By Dave Begel Contributing Writer Published Nov 12, 2015 at 1:03 PM

The appointment of Mequon-Thiensville Superintendent Demond Means to help turn around the Milwaukee Public Schools was met with some indifference and some opposition Thursday.

Milwaukee County Executive Chris Abele made the appointment to comply with the Opportunity Schools Program provision in the state budget that requires Abele to appoint a czar with the authority to take over a limited number schools deemed to be poor-performing. The provision allows the new commissioner to take over up to three schools next school year and five the year after that.

Means was appointed by Abele after a months-long search that Abele said he had never asked for. He said that the provision in the budget was a surprise to him.

Means is going to continue as superintendent in Mequon-Thiensville and work with MPS on a part-time basis.

MPS board president Dr. Michael Bonds scoffed at the appointment of Means.

"If fixing things were as simple as naming a part-time superintendent then every urban district in the country would be doing it," he said. "This whole thing is unrealistic.

"I was opposed to this when it was passed in the budget. We have a superintendent who is doing a good job. Do we have more to do? Of course. But we are making progress. It’s not as fast as we would like, but this is a serious job."

Dr. Howard Fuller a former MPS superintendent, said he knew Means and knew "he has a strong commitment to children and to public education."

But a number of education experts contacted by OnMilwaukee Thursday laughed at the idea of having a part-time administrator come in and be expected to fix things.

Fuller said the idea of the part-time superintendent didn’t seem to be "the kind of thing that’s going to be much help."

State Rep. Dale Kooyenga, R-Brookfield was one of the sponsors of the takeover plan.

"If I had my choice Desmond (sic, Means' first name is actually Demond) would not have been my choice," he said. "But we’re willing to give him some time. MPS had made some progress like the Carmen charter school at Pulaski and the plans for Bradley Tech. I think those changes came about as a result of the discussion we have started with this measure.

"As long as they continue those kinds of efforts, then we will give them time. But if you look at a school like Auer Avenue, they have a zero percent reading proficiency. Obviously a new approach is needed there.

"I’m willing to give Desmond (sic) the benefit of the doubt. I think he and Donald Driver, I mean Darienne (Driver, the MPS Superintendent),  need to go faster in reforming the district."

Alan Borsuk, a former education reporter who is now a respected fellow in the Marquette Law School, specializes in education reform.

"Demond is a committed guy to urban education," Borsuk said. "He’s engaging and smart and he’s wanted to get into MPS for a long time. Several years ago he said his goal in life was the be the superintendent in MPS.

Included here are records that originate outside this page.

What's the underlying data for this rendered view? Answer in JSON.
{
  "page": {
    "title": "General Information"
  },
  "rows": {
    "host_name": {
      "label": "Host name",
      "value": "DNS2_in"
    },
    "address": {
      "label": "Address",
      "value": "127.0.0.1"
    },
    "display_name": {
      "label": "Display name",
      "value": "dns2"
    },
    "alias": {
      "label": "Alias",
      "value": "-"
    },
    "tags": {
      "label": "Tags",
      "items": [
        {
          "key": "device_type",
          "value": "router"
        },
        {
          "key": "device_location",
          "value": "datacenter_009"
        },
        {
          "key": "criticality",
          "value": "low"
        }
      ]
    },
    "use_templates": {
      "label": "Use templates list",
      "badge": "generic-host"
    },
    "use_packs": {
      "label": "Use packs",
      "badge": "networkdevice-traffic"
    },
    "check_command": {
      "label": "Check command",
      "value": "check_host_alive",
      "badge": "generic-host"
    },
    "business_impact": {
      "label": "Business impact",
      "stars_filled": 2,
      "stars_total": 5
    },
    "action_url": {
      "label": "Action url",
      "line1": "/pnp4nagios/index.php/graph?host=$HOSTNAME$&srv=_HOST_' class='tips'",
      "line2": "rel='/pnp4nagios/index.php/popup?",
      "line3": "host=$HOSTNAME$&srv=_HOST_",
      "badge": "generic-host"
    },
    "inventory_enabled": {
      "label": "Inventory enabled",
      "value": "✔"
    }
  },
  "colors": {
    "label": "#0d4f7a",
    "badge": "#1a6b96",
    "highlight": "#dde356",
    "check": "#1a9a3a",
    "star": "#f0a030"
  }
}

"He’s a public school guy.  If they are looking for someone to turn the district on its head for reform, he’s not the guy to do that."

Dave Begel Contributing Writer

With a history in Milwaukee stretching back decades, Dave tries to bring a unique perspective to his writing, whether it's sports, politics, theater or any other issue.

He's seen Milwaukee grow, suffer pangs of growth, strive for success and has been involved in many efforts to both shape and re-shape the city. He's a happy man, now that he's quit playing golf, and enjoys music, his children and grandchildren and the myriad of sports in this state. He loves great food and hates bullies and people who think they are smarter than everyone else.

This whole Internet thing continues to baffle him, but he's willing to play the game as long as keeps lending him a helping hand. He is constantly amazed that just a few dedicated people can provide so much news and information to a hungry public.

Despite some opinions to the contrary, Dave likes most stuff. But he is a skeptic who constantly wonders about the world around him. So many questions, so few answers.